TASK INSTRUCTIONS:
Tally up the lines below with "Book" in them. Answer with the number only.
____ SUPPLIED DATA
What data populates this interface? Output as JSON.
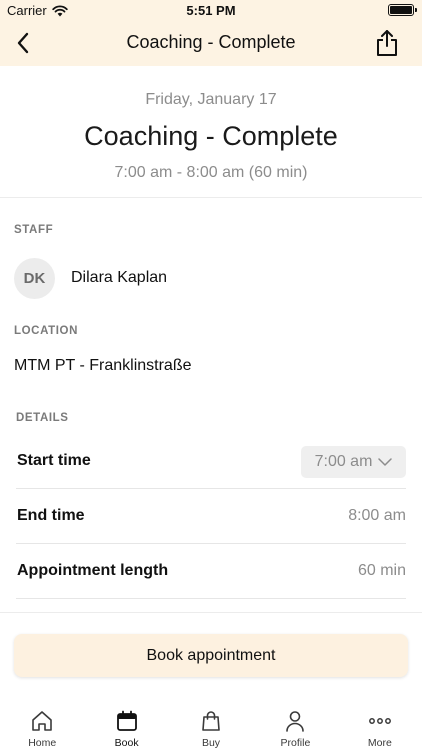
{
  "status_bar": {
    "carrier": "Carrier",
    "time": "5:51 PM"
  },
  "nav": {
    "title": "Coaching - Complete"
  },
  "header": {
    "date": "Friday, January 17",
    "title": "Coaching - Complete",
    "time_range": "7:00 am - 8:00 am (60 min)"
  },
  "staff": {
    "section_label": "STAFF",
    "initials": "DK",
    "name": "Dilara Kaplan"
  },
  "location": {
    "section_label": "LOCATION",
    "name": "MTM PT - Franklinstraße"
  },
  "details": {
    "section_label": "DETAILS",
    "start_time": {
      "label": "Start time",
      "value": "7:00 am"
    },
    "end_time": {
      "label": "End time",
      "value": "8:00 am"
    },
    "length": {
      "label": "Appointment length",
      "value": "60 min"
    }
  },
  "actions": {
    "book_label": "Book appointment"
  },
  "tabs": [
    {
      "label": "Home",
      "icon": "home-icon"
    },
    {
      "label": "Book",
      "icon": "calendar-icon",
      "active": true
    },
    {
      "label": "Buy",
      "icon": "shopping-bag-icon"
    },
    {
      "label": "Profile",
      "icon": "person-icon"
    },
    {
      "label": "More",
      "icon": "more-icon"
    }
  ],
  "colors": {
    "header_bg": "#fdf3e3",
    "button_bg": "#fdf1e0",
    "muted_text": "#8c8c8c"
  }
}
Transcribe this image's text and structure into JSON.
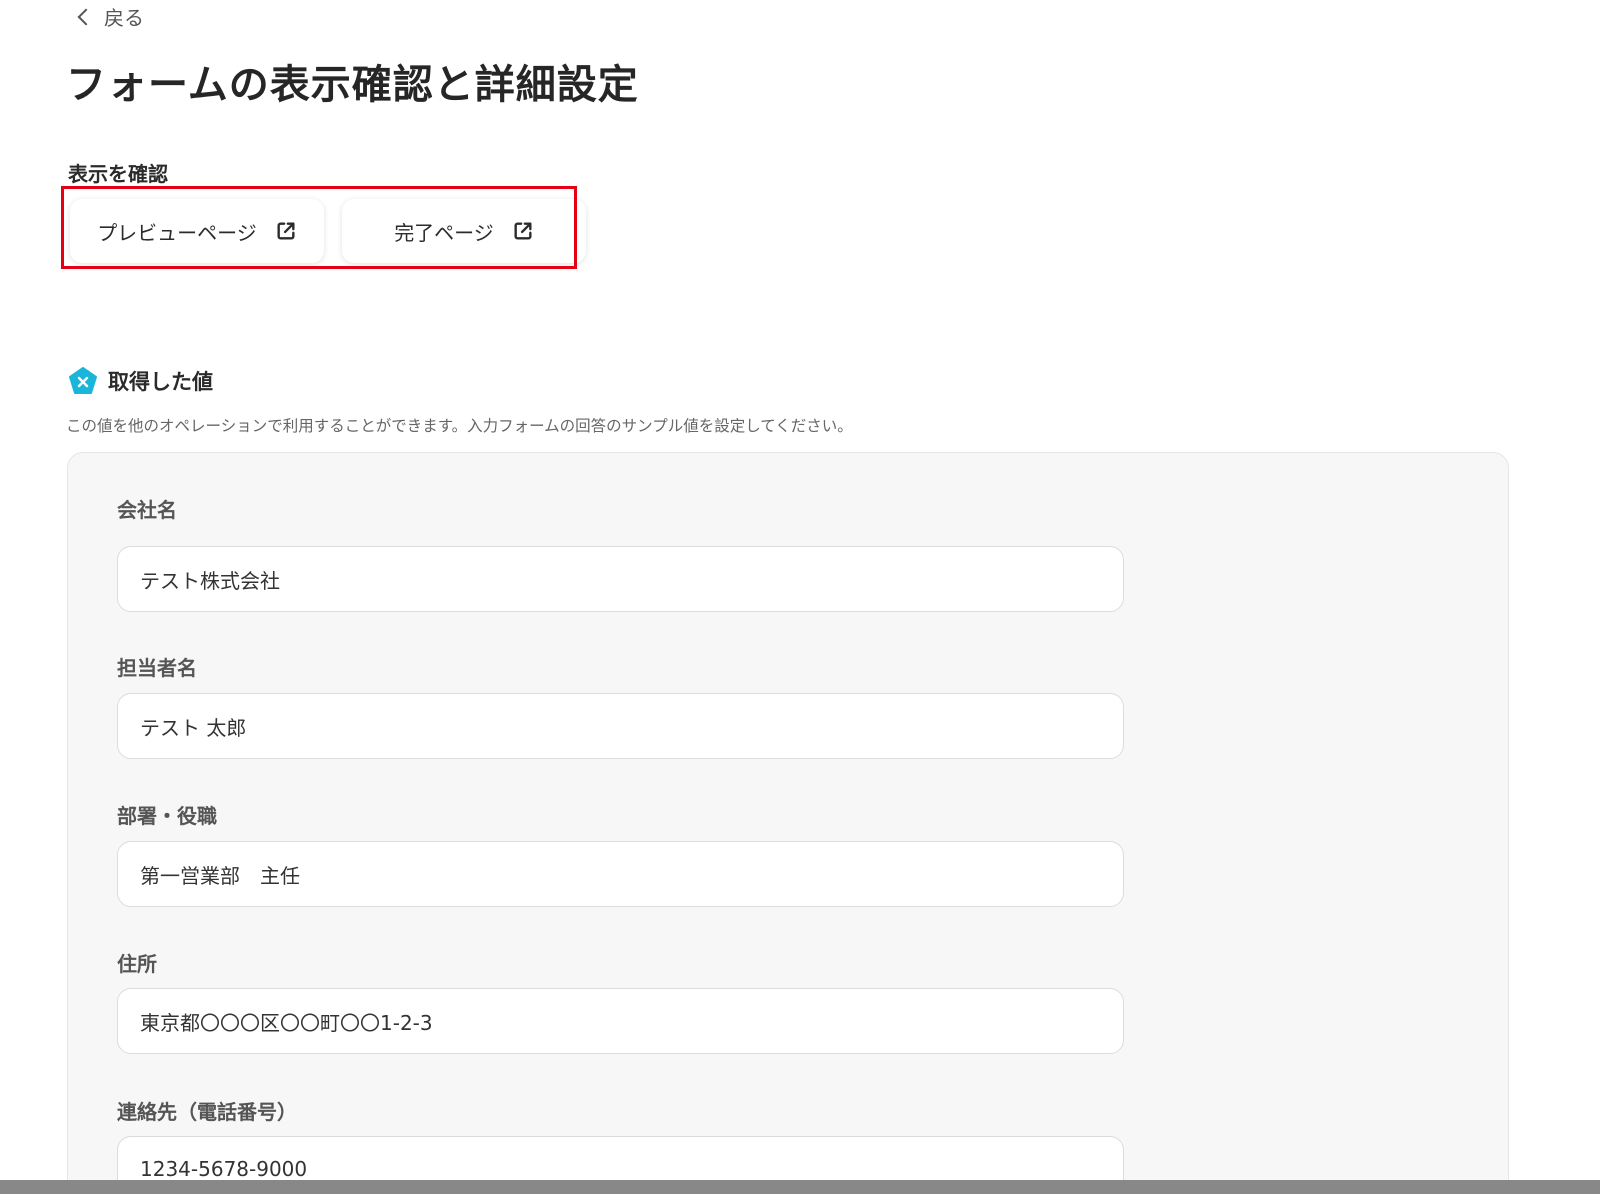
{
  "nav": {
    "back_label": "戻る"
  },
  "header": {
    "title": "フォームの表示確認と詳細設定"
  },
  "preview_section": {
    "label": "表示を確認",
    "preview_button": "プレビューページ",
    "complete_button": "完了ページ"
  },
  "values_section": {
    "heading": "取得した値",
    "description": "この値を他のオペレーションで利用することができます。入力フォームの回答のサンプル値を設定してください。"
  },
  "fields": [
    {
      "label": "会社名",
      "value": "テスト株式会社"
    },
    {
      "label": "担当者名",
      "value": "テスト 太郎"
    },
    {
      "label": "部署・役職",
      "value": "第一営業部　主任"
    },
    {
      "label": "住所",
      "value": "東京都〇〇〇区〇〇町〇〇1-2-3"
    },
    {
      "label": "連絡先（電話番号）",
      "value": "1234-5678-9000"
    }
  ],
  "colors": {
    "highlight": "#e60012",
    "badge": "#1ab6d9"
  },
  "icons": {
    "back": "chevron-left-icon",
    "external": "external-link-icon",
    "badge": "pentagon-badge-icon"
  }
}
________
ANSWER SECTION:
2